• **About this exercise**
Check the data underneath for lines holding the word "Maradona", and state only how many you find.

Interface dataset entries
———

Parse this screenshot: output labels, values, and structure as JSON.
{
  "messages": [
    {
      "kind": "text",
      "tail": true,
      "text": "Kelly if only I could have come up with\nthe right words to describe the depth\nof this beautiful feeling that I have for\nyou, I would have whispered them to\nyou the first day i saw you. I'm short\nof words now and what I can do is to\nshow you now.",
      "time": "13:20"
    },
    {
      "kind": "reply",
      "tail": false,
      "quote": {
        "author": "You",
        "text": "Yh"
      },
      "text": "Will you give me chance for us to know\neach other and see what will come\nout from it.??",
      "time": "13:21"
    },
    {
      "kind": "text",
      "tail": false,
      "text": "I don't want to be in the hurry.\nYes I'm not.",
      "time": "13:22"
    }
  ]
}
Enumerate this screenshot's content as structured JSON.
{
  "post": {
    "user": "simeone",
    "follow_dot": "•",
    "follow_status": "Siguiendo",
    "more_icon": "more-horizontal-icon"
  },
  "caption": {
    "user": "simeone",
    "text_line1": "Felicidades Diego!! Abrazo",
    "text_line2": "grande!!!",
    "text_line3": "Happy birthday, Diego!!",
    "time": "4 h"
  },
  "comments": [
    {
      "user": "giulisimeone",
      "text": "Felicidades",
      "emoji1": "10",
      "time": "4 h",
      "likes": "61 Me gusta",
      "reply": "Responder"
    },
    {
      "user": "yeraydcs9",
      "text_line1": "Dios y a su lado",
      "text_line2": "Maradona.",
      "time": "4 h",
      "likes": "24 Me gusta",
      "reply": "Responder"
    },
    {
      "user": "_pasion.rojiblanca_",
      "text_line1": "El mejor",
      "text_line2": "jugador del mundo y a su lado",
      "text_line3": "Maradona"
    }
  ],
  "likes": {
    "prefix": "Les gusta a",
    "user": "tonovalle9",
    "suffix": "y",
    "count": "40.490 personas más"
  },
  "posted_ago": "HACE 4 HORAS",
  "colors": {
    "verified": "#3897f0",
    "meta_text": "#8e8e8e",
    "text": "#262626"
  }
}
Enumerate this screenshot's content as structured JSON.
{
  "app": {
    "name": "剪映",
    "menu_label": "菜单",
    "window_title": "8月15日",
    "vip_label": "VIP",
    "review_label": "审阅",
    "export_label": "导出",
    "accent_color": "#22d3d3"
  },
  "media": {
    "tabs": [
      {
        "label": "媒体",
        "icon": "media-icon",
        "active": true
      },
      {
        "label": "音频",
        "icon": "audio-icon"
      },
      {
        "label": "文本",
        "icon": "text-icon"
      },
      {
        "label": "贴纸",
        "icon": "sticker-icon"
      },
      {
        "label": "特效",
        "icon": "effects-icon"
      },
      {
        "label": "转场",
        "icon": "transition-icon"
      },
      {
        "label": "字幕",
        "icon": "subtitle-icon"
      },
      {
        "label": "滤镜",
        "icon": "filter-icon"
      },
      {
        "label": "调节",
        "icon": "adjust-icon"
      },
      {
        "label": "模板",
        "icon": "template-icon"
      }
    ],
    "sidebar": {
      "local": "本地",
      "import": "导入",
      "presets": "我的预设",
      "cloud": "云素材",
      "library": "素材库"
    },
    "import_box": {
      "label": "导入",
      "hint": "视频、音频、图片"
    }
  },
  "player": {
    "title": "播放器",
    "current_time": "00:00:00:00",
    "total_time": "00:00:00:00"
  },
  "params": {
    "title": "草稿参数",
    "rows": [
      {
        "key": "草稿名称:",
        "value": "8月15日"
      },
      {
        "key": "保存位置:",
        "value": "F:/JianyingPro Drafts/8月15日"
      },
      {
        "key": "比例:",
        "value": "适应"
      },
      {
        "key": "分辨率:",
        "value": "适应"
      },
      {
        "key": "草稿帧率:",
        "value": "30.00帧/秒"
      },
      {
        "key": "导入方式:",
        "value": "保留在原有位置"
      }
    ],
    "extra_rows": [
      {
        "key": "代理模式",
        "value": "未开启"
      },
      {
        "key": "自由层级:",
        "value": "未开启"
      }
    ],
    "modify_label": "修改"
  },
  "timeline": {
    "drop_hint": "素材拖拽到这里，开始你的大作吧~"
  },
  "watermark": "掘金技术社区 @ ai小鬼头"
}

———

• **Solution to this exercise**
2